The Foreign Service Journal, March 2024

70 MARCH 2024 | THE FOREIGN SERVICE JOURNAL Honoring Fallen Colleagues The AFSA Memorial Plaques The AFSA Memorial Plaques that grace the walls and columns of the Department of State’s diplomatic entrance originated from a 1929 proposal by an AFSA member whose name was not recorded to create an honor roll memorializing American consular and diplomatic officers who died in circumstances distinctive to overseas service since the founding of the republic.

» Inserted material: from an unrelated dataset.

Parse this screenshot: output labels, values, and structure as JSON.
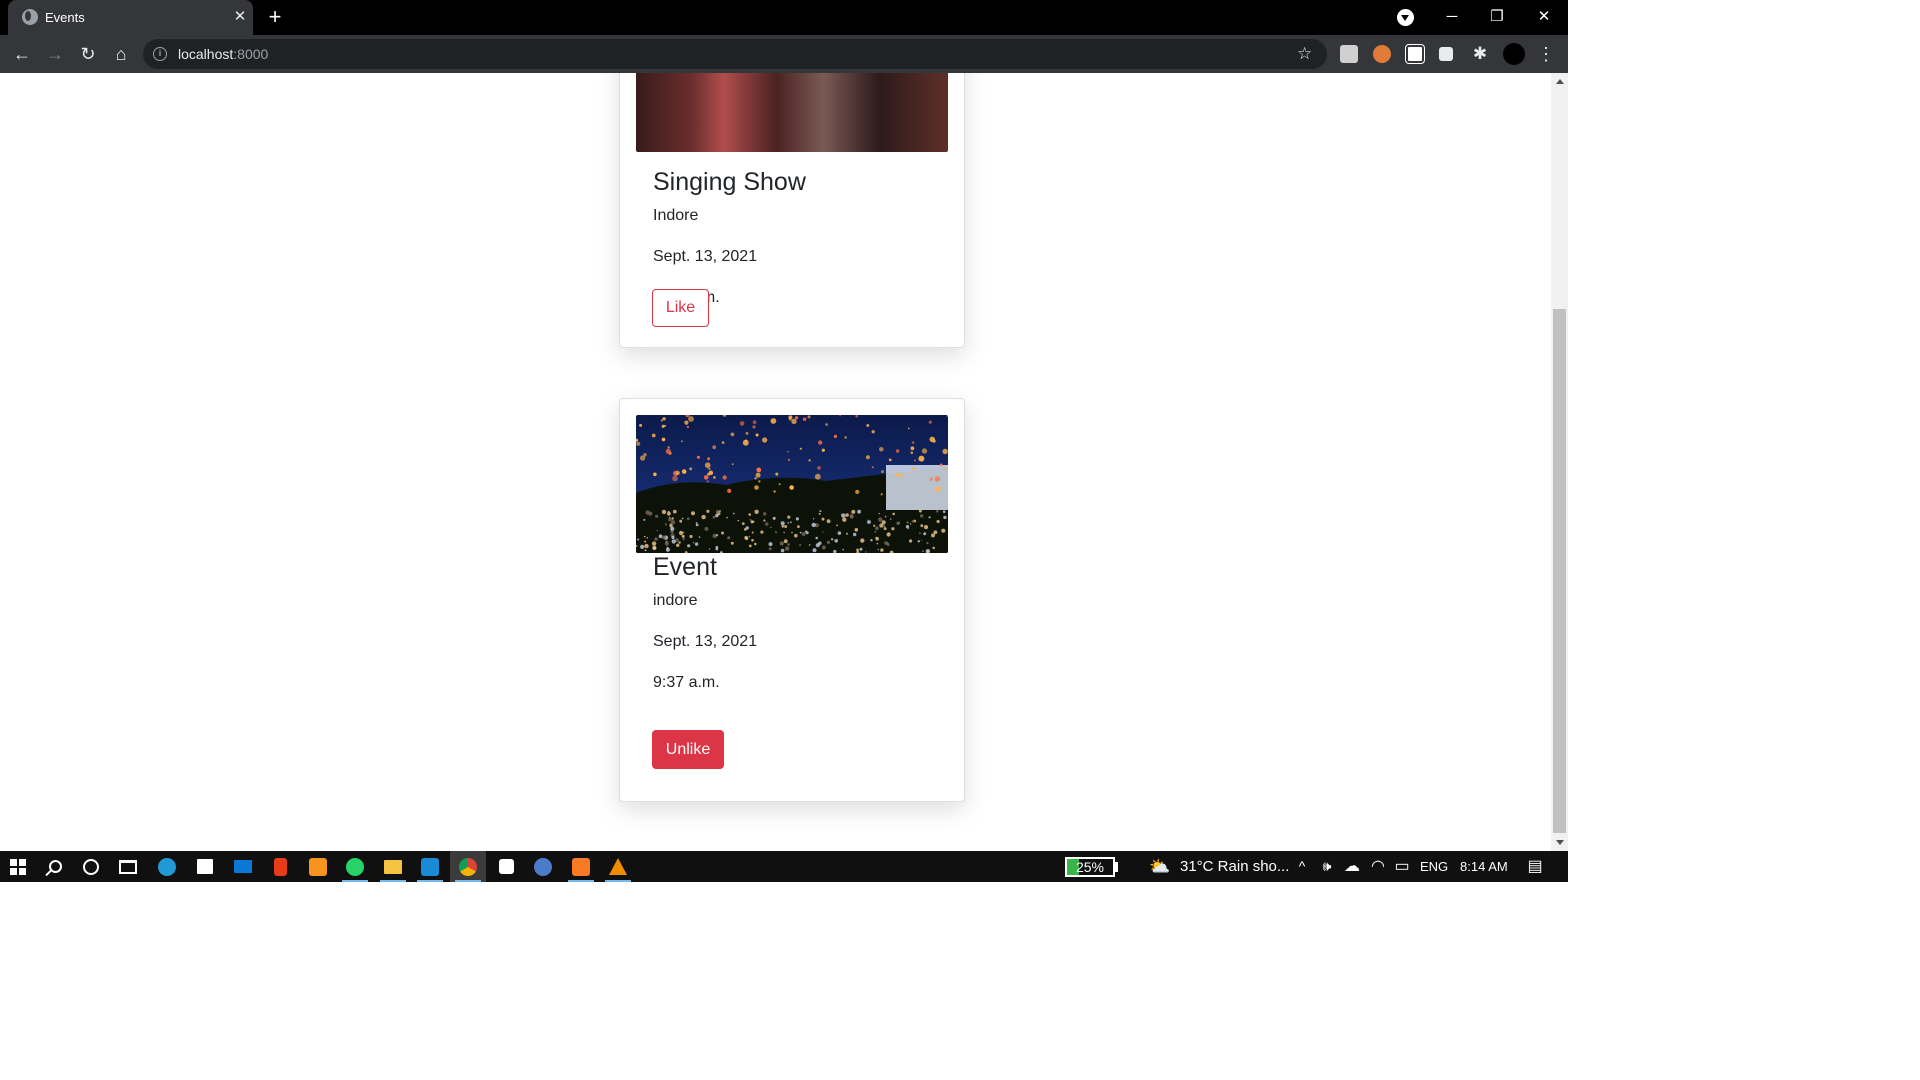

The original plaque, which is now displayed on the west wall of the C Street lobby, was unveiled on March 3, 1933, in the State, War, and Navy Building next to the White House (known today as the Eisenhower Executive Office Building). Made of Virginia greenstone, it was inscribed with 65 names beginning with William Palfrey, elected by the Continental Congress as consul in France, who died in 1780, lost at sea en route to his post. At the unveiling ceremony, Secretary of State Henry L. Stimson stated that the memorial, “should serve as a means of bringing home to the people of this country the fact that we have a Service in our Government devoted to peaceful intercourse between the nations and the assistance of our peaceful commerce which, nevertheless, may occasionally exact from its servants a sacrifice the same as that which we expect from our soldiers and our sailors.” AFSA owns and manages the plaques, as authorized by a 1933 joint resolution of Congress approving their placement on government property. New plaques have been added over the years as earlier plaques filled up. A major expansion in 2021 replaced four panels dating from 1985 with reinscribed versions that added the dates and causes of death and inserted in chronological order the names of 67 early consuls and diplomats whose deaths had been recently discovered by researchers mining online databases. That expansion also placed six new black granite panels on the lobby columns, providing space for the names of 102 future colleagues should the sad toll of Foreign Service deaths continue. Criteria for inscription have varied over the decades, as the AFSA Governing Boards in different eras have wrestled with defining precise interpretations of eligibility. While there is a natural tendency to want to honor all overseas deaths of Foreign Service members including those from natural causes or in circumstances that could have happened domestically, doing so would diminish the emphasis on the distinctive dangers of life and work in the Foreign Service such as terrorism and vehicle accidents during official travel. Moreover, with more than 1,000 recorded overseas deaths of early consuls and diplomats and post-1923 Foreign Service members, there is insufficient space in the C Street lobby to inscribe them all. As of March 2024, 321 names are inscribed on the AFSA Memorial Plaques. Behind each name is the story of a colleague who made the ultimate sacrifice for our nation. The AFSA website ( includes summaries of their service and circumstances of their death. The website also features a virtual plaque where AFSA since 2021 has commemorated fallen colleagues from past decades and centuries as their names are newly discovered by researchers. Memorializing those historical names virtually preserves space on the physical plaques to honor future Foreign Service deaths. In addition to the polished stone AFSA Memorial Plaques, AFSA sponsors five smaller bronze plaques in the C Street lobby. They honor Foreign Service family members who died overseas (co-sponsored by the Associates of the American Foreign Service Worldwide), diplomatic couriers who died in the line of duty, Foreign Service Nationals killed in the line of duty, military service members killed in the 1980 Iran hostage rescue attempt, and Foreign Service members who died of COVID-19 contracted overseas early in that global pandemic. Annually for the past 50 years, AFSA has organized a ceremony in cooperation with the Department of State to unveil the names of newly fallen colleagues and commemorate existing names. This year’s ceremony will be held on May 3. —John K. Naland n AFSA’S GOOD WORKS AFSA’s Good Works To celebrate the centennial of AFSA’s founding in 1924, each issue of The Foreign Service Journal this year will profile an AFSA program that advances the collective or individual interests of its members. This issue features the AFSA Memorial Plaques. The AFSA Memorial Plaques. AFSA/JULIA WOHLERS